Black Lagoon has never been one to make a point, but has never been afraid to give the otherwise gleefully murderous cast the occasional moment of somber introspection. It’s these slow moments that really let the gravity of the situation sink in, from Revy’s monologuing about her past on the sunken sub in the first season to Fabiola arguing with her over her corrupt ways. Even Roberta occasionally takes a break from her rampage to reflect on the ramifications of what she’s doing, or just how her past has caught up with her.
Despite how much they add to the series, I don’t think that they’re always implemented properly. Very often they’ll follow an intense, engaging fight where the characters won’t even have a moment to clean off the blood that has sullied their outfits. It’s not much of a gamebreaker by any means, but in a show that’s almost fetishistic with the level of action that it uses, it can seem a bit out of place most times.

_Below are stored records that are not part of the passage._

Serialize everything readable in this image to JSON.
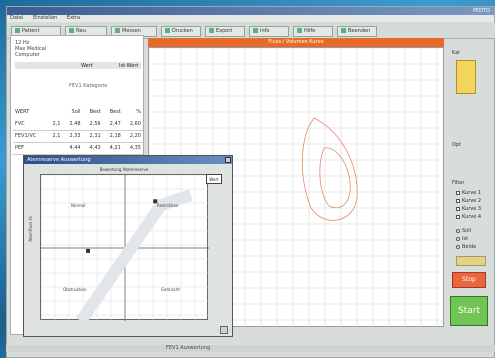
{
  "window": {
    "title": "",
    "brand": "PEDTO"
  },
  "menu": [
    "Datei",
    "Einstellen",
    "Extra"
  ],
  "toolbar": [
    {
      "label": "Patient"
    },
    {
      "label": "Neu"
    },
    {
      "label": "Messen"
    },
    {
      "label": "Drucken"
    },
    {
      "label": "Export"
    },
    {
      "label": "Info"
    },
    {
      "label": "Hilfe"
    },
    {
      "label": "Beenden"
    }
  ],
  "left_panel": {
    "line1": "12 Hz",
    "line2": "Max Medical",
    "line3": "Computer",
    "col_left": "Wert",
    "col_right": "Ist-Wert",
    "subtitle": "FEV1 Kategorie",
    "headers": [
      "WERT",
      "Soll",
      "Best",
      "Best",
      "%"
    ],
    "rows": [
      [
        "FVC",
        "2,1",
        "2,48",
        "2,56",
        "2,47",
        "2,60"
      ],
      [
        "FEV1/VC",
        "2,1",
        "2,33",
        "2,31",
        "2,18",
        "2,20"
      ],
      [
        "PEF",
        "",
        "4,44",
        "4,43",
        "4,21",
        "4,35"
      ]
    ]
  },
  "graph": {
    "header": "Fluss / Volumen Kurve"
  },
  "right_panel": {
    "icon": "thermometer-icon",
    "label_top": "Kal",
    "label_mid": "Opt",
    "label_filter": "Filter",
    "checks": [
      "Kurve 1",
      "Kurve 2",
      "Kurve 3",
      "Kurve 4"
    ],
    "radios": [
      "Soll",
      "Ist",
      "Beide"
    ]
  },
  "buttons": {
    "stop": "Stop",
    "start": "Start"
  },
  "popup": {
    "title": "Atemreserve Auswertung",
    "header": "Bewertung Atemreserve",
    "legend": "Wert",
    "quadrants": [
      "Normal",
      "Restriktion",
      "Obstruktion",
      "Gemischt"
    ],
    "yaxis": "Atemfluss l/s",
    "points": [
      {
        "x": 0.68,
        "y": 0.82
      },
      {
        "x": 0.28,
        "y": 0.48
      }
    ]
  },
  "status": {
    "text": "FEV1 Auswertung"
  },
  "colors": {
    "accent": "#e86a2b",
    "start": "#72c455",
    "stop": "#e9673a"
  }
}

The only ones that ever really feel appropriate are when Fabiola and Revy butt heads over each others’ personalities. The two have a volatile chemistry that makes their anger fueled arguments a marvel to behold. What’s even better is these escalate each time as they learn that the other isn’t going to budge in their stance.

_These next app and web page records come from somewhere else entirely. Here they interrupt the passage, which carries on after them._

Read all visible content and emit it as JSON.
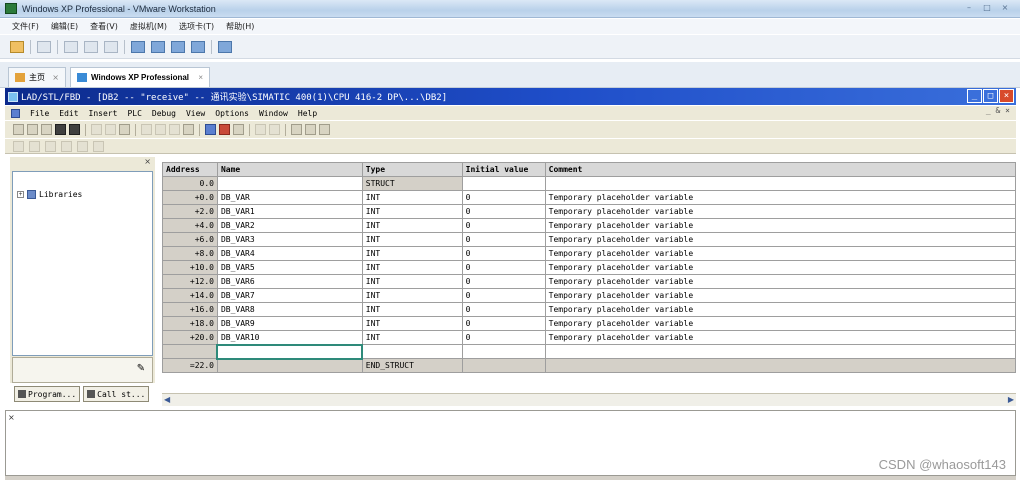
{
  "vmware": {
    "title": "Windows XP Professional - VMware Workstation",
    "menu": [
      "文件(F)",
      "编辑(E)",
      "查看(V)",
      "虚拟机(M)",
      "选项卡(T)",
      "帮助(H)"
    ],
    "tabs": [
      {
        "label": "主页",
        "close": "×"
      },
      {
        "label": "Windows XP Professional",
        "close": "×"
      }
    ],
    "window_controls": [
      "–",
      "□",
      "×"
    ]
  },
  "s7": {
    "title": "LAD/STL/FBD  - [DB2 -- \"receive\" -- 通讯实验\\SIMATIC 400(1)\\CPU 416-2 DP\\...\\DB2]",
    "menu": [
      "File",
      "Edit",
      "Insert",
      "PLC",
      "Debug",
      "View",
      "Options",
      "Window",
      "Help"
    ],
    "menu_right": "_ & ×",
    "window_controls": [
      "_",
      "□",
      "×"
    ],
    "left_pane": {
      "close": "×",
      "tree_item": "Libraries",
      "tree_expander": "+",
      "tabs": [
        "Program...",
        "Call st..."
      ]
    },
    "table": {
      "headers": {
        "address": "Address",
        "name": "Name",
        "type": "Type",
        "initial": "Initial value",
        "comment": "Comment"
      },
      "struct_row": {
        "address": "0.0",
        "type": "STRUCT"
      },
      "rows": [
        {
          "address": "+0.0",
          "name": "DB_VAR",
          "type": "INT",
          "initial": "0",
          "comment": "Temporary placeholder variable"
        },
        {
          "address": "+2.0",
          "name": "DB_VAR1",
          "type": "INT",
          "initial": "0",
          "comment": "Temporary placeholder variable"
        },
        {
          "address": "+4.0",
          "name": "DB_VAR2",
          "type": "INT",
          "initial": "0",
          "comment": "Temporary placeholder variable"
        },
        {
          "address": "+6.0",
          "name": "DB_VAR3",
          "type": "INT",
          "initial": "0",
          "comment": "Temporary placeholder variable"
        },
        {
          "address": "+8.0",
          "name": "DB_VAR4",
          "type": "INT",
          "initial": "0",
          "comment": "Temporary placeholder variable"
        },
        {
          "address": "+10.0",
          "name": "DB_VAR5",
          "type": "INT",
          "initial": "0",
          "comment": "Temporary placeholder variable"
        },
        {
          "address": "+12.0",
          "name": "DB_VAR6",
          "type": "INT",
          "initial": "0",
          "comment": "Temporary placeholder variable"
        },
        {
          "address": "+14.0",
          "name": "DB_VAR7",
          "type": "INT",
          "initial": "0",
          "comment": "Temporary placeholder variable"
        },
        {
          "address": "+16.0",
          "name": "DB_VAR8",
          "type": "INT",
          "initial": "0",
          "comment": "Temporary placeholder variable"
        },
        {
          "address": "+18.0",
          "name": "DB_VAR9",
          "type": "INT",
          "initial": "0",
          "comment": "Temporary placeholder variable"
        },
        {
          "address": "+20.0",
          "name": "DB_VAR10",
          "type": "INT",
          "initial": "0",
          "comment": "Temporary placeholder variable"
        }
      ],
      "end_row": {
        "address": "=22.0",
        "type": "END_STRUCT"
      }
    }
  },
  "watermark": "CSDN @whaosoft143",
  "colors": {
    "s7_title_start": "#0c2a8c",
    "s7_title_end": "#3a6fdb",
    "selected_cell_border": "#2e8a7a",
    "window_face": "#ece9d8"
  }
}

On the animation front, Black Lagoon’s always been a step above average. The environments always look lush yet sinister, helped by fantastic lighting and keeping things from remaining completely static. The characters are rarely off model and are animated very fluidly. It helps that the violence is done very smoothly, making the bloodbaths that give the fights life even more enjoyable than they would be if done even just a little more poorly.
Being an OAV and thus having a larger budget, things are done to even better effect. With the lack of censorship helping things out even more, the team finds itself able to do stunts with viscera of multiple varieties that would make even the most avid horror fan give pause.

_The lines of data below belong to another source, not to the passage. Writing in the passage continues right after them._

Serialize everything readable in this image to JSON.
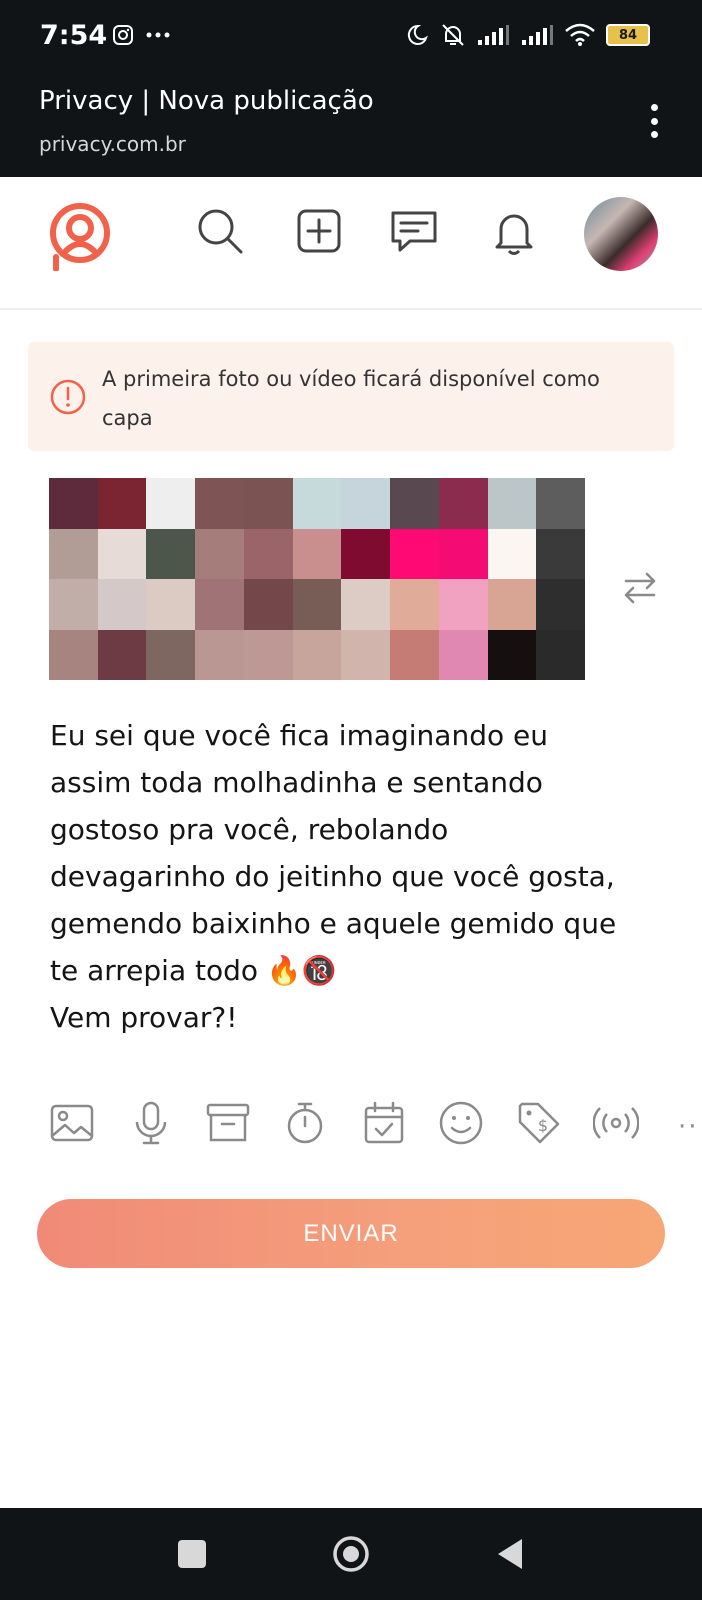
{
  "status_bar": {
    "time": "7:54",
    "battery": "84",
    "icons": [
      "instagram-icon",
      "more-dots-icon",
      "moon-icon",
      "bell-off-icon",
      "signal-icon",
      "signal-icon",
      "wifi-icon",
      "battery-icon"
    ]
  },
  "browser": {
    "title": "Privacy | Nova publicação",
    "url": "privacy.com.br",
    "menu_icon": "more-vertical-icon"
  },
  "header": {
    "logo_icon": "privacy-logo",
    "nav_icons": [
      "search-icon",
      "add-post-icon",
      "messages-icon",
      "notifications-icon"
    ],
    "avatar": "profile-avatar"
  },
  "notice": {
    "icon": "alert-circle-icon",
    "text": "A primeira foto ou vídeo ficará disponível como capa"
  },
  "media": {
    "swap_icon": "swap-arrows-icon",
    "colors": [
      "#5e2b3c",
      "#7a2531",
      "#eeeeee",
      "#7e5554",
      "#7b5352",
      "#c7dadb",
      "#c6d5db",
      "#5a4850",
      "#8b2c4e",
      "#bcc5c8",
      "#5d5d5d",
      "#b19c96",
      "#e6dbd6",
      "#4d564b",
      "#a57e7c",
      "#9a6468",
      "#c98f8f",
      "#7f0b31",
      "#ff0a74",
      "#f40c74",
      "#fbf6f2",
      "#3a3a3a",
      "#c2aea8",
      "#d4c9c8",
      "#dbcbc2",
      "#a07377",
      "#74484a",
      "#785c56",
      "#ddccc6",
      "#e1ab9a",
      "#f0a2c0",
      "#d8a594",
      "#2e2e2e",
      "#a7847f",
      "#6d3b44",
      "#7e6761",
      "#bb9794",
      "#bd9894",
      "#c7a49c",
      "#d1b4ab",
      "#c47c74",
      "#e087b2",
      "#150f10",
      "#2a2a2a"
    ]
  },
  "post": {
    "lines": [
      "Eu sei que você fica imaginando eu",
      "assim toda molhadinha e sentando",
      "gostoso pra você, rebolando",
      "devagarinho do jeitinho que você gosta,",
      "gemendo baixinho e aquele gemido que",
      "te arrepia todo 🔥🔞",
      "Vem provar?!"
    ]
  },
  "toolbar": {
    "icons": [
      "image-icon",
      "microphone-icon",
      "archive-icon",
      "timer-icon",
      "calendar-check-icon",
      "emoji-icon",
      "price-tag-icon",
      "live-broadcast-icon"
    ],
    "more": "··"
  },
  "actions": {
    "send_label": "ENVIAR"
  },
  "nav": {
    "icons": [
      "recent-apps-icon",
      "home-icon",
      "back-icon"
    ]
  },
  "colors": {
    "accent": "#f2614a",
    "send_button": "#f5a07b",
    "notice_bg": "#fdf1ec",
    "dark_bar": "#111417"
  }
}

The music is a hard bumping, hard thumping soundtrack of electronica and hard rock, each episode opening with a remix of the delightfully Engrish Red Fraction by MELL and each episode ending with an orchestra version of Johnny Comes Marching Home, pumping you up for the next episode of blood and butchery. The seiyuu cast is appropriate, well rounded, and excellent in almost every case, special mention going to Roberta and Lotton “Za Uizaado”. The best, or least fortunate part depending on your tolerance for it, is the distinct lack of groan-worthy Engrish. It was amusing in Second Barrage, but ultimately came across as too clumsy to take seriously. By eliminating that entirely, Roberta’s Blood Trail lent itself an air of somberness that Second Barrage ultimately failed to attain in the last arc.
Black Lagoon: Roberta’s Blood Trail is a competent, compelling, and superbly well coordinated OAV that does much to impress. It has plenty of flaws, particularly in the middle with all the different groups after Roberta and the violence never catching a break, but it ends on a very satisfying, open ended note that leaves enough room for more seedy goodness in a possible sequel.
If you like action series or have watched and enjoyed Black Lagoon before, Roberta’s Blood trail will be right up your alley. If not, as long as you have no objection to sexualization and violence in overwhelming amounts, Roberta’s Blood Trail will be well worth your time. Of course some prior knowledge through the anime or manga will be beneficial to enjoying it, but I think the idea of a Terminator-esque maid making mincemeat of an entire town of criminals is an interesting enough premise on its own. It’s a fun, occasionally nauseating watch with more than a little wit helming it, and I for one enjoyed nearly every second of it. And if you’re anything like me, you will too.